The controller revolution has begun.

Apple's first officially licensed joypads are here, the first controller-compatible games are on the App Store, and the days of having your thumbs obscure the action is over.

But what are all these gamepads all about? How they do differ from the iCade controllers currently gathering dust in my cupboard? What works with what, and how much cash do they cost?

We're here to answer your pressing questions. If you're still confused, let loose in the comments section below and a PG staffer will help out.


How are these controllers different from the ones you can already get, like the iCade?

All previous iOS gamepads were unofficial peripherals from manufacturers that used loopholes - like hijacking the headphone jack or pretending the device was a Bluetooth keyboard - to hook the pad up with your iOS device.

These new controllers, however, are officially licensed by Apple (under its "Made for iPhone / iPod / iPad" scheme). Makers of these new gamepads have to adhere to some strict rules about button layouts, analogue stick dead zone, and response time.

Plus, all the controller programming code is provided by Apple itself.

The idea is that with all the controller manufacturers working to the same spec and all the game makers working with the same code, all controllers will work with all games - and all games will work with all controllers. We'll see how that goes.


What types of controllers will be available?

Manufacturers can make three types of controller...

Standard form-fitting

- They can make a "standard form-fitting controller". This has a D-pad, four face buttons, two shoulder buttons - and the whole thing wraps around your iOS device.

Extended form fitting

- They could, instead, make an "extended form-fitting controller". This also wraps around the iOS device. In addition to all the same buttons as the controller above, it has two analogue sticks and two shoulder triggers.

Extended wireless

- Finally, gadget makers can choose to build an "extended wireless controller". It has all the same buttons as the extended form-fitting controller, but it works over Bluetooth. This means it can work on multiple devices (including Mac), and in both landscape and portrait games.


What devices are compatible with these controllers?

It's going to depend on the controller. The small form-fitting pads obviously don't work with iPad. And if your new peripheral is rocking a Lightning connector, it's not going to work on an old iPhone with a 30-pin port.

Check out the controller list further down this feature for more details.


What games are compatible with these controllers?

We're keeping a list of the best games with controller compatibility over here.

All games will be compatible with the extended controllers, even if they don't support the extra features (the analogue sticks and triggers). Some games may require those features and are therefore not compatible with the standard gamepad.

You should check the App Store description of each game before buying to be sure.


What controllers are available to buy right now?

We'll keep this list updated with controllers as they are announced and released.

MOGA Ace Power Moga Ace Power

Type: Extended form-fitting
Compatibility: iPhone 5, 5C, 5S / fifth-gen iPod touch
Price: £79.95 / $99.95
Where to buy: Apple Store UK / Apple Store US
Special features: 1800mAh battery.
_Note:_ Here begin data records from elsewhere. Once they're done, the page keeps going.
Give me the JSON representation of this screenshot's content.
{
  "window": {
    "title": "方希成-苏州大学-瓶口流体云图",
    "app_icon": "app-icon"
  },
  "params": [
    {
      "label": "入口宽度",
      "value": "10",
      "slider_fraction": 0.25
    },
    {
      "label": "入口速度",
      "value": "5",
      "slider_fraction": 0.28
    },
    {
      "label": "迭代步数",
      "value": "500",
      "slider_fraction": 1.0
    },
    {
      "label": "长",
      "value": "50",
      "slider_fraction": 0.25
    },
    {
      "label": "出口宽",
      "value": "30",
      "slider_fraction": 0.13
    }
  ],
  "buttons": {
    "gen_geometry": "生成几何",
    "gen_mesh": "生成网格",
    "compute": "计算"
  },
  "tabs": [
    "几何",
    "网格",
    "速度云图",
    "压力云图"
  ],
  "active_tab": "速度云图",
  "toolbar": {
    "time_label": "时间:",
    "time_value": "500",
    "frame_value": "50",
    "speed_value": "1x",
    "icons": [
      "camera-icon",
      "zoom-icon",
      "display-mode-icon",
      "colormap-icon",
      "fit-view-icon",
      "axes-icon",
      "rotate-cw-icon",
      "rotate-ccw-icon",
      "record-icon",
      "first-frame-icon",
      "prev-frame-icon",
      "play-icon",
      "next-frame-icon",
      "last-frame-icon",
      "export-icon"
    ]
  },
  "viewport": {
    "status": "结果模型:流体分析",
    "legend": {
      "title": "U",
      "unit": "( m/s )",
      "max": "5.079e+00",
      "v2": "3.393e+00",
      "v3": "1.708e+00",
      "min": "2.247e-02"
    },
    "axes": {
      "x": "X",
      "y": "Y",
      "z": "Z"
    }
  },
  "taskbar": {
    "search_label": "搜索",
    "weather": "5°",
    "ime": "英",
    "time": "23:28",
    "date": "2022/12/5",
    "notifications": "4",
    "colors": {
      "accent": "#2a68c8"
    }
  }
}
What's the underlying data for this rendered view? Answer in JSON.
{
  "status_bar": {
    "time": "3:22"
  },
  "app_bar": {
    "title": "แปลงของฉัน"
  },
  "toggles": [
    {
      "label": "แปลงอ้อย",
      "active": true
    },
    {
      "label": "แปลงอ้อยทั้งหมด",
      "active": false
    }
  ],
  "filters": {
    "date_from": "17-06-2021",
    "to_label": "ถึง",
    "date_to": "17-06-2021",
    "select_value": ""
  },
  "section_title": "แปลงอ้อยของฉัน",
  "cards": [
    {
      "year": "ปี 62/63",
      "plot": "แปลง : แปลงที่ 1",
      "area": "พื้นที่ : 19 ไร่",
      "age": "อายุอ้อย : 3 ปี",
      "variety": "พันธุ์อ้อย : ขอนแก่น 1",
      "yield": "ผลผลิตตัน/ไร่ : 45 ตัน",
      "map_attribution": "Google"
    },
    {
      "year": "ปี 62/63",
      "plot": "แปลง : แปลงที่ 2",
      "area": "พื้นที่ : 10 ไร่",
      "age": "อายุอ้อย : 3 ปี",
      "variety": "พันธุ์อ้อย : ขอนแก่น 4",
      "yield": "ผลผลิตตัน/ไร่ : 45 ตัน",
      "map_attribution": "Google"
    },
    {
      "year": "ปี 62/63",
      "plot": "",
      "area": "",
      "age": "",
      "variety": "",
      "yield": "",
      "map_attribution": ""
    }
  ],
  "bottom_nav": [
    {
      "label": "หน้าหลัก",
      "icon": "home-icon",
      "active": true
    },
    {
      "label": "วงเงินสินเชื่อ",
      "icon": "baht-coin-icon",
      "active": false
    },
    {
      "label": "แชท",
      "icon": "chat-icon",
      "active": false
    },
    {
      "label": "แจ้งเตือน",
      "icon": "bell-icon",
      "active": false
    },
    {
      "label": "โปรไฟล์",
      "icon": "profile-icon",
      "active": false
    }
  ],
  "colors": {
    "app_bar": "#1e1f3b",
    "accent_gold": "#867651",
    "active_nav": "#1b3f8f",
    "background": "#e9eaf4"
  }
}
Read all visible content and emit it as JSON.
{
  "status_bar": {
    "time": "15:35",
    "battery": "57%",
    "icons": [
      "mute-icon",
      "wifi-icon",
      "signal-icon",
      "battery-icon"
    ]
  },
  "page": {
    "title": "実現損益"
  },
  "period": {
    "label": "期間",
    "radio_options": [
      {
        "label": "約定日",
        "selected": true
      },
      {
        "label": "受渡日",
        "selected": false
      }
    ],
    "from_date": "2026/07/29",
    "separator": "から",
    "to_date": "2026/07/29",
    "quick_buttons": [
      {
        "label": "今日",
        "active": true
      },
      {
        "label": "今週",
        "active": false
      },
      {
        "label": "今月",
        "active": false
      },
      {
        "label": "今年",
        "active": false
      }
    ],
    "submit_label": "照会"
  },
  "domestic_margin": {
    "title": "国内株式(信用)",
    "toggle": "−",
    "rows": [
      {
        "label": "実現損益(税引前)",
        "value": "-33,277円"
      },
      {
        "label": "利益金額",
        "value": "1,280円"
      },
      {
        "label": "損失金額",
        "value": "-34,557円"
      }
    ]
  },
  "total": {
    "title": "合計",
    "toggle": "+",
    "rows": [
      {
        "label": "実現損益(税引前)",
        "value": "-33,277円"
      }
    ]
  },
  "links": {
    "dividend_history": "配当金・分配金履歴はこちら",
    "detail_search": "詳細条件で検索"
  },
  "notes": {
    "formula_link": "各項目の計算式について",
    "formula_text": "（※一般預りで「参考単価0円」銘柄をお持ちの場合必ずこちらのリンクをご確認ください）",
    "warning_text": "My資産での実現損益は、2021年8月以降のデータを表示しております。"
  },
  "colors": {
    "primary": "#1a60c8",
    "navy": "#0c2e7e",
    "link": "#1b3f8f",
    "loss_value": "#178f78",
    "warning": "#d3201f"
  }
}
Can charge connected iOS device.

Logitech PowerShell Controller Logitech PowerShell

Type: Standard form-fitting
Compatibility: iPhone 5, 5S / fifth-gen iPod touch
Price: £89.95 / $99.99
Where to buy: Apple Store UK / Apple Store US
Special features: 1500mAh battery. Can charge connected iOS device.

SteelSeries Stratus SteelSeries Stratus Type: Extended wireless
Compatibility: iPhone 5, 5S, 5C / fifth-gen iPod touch / iPad 4, Air / iPad mini
Price: $99.99
Where to buy: SteelSeries.com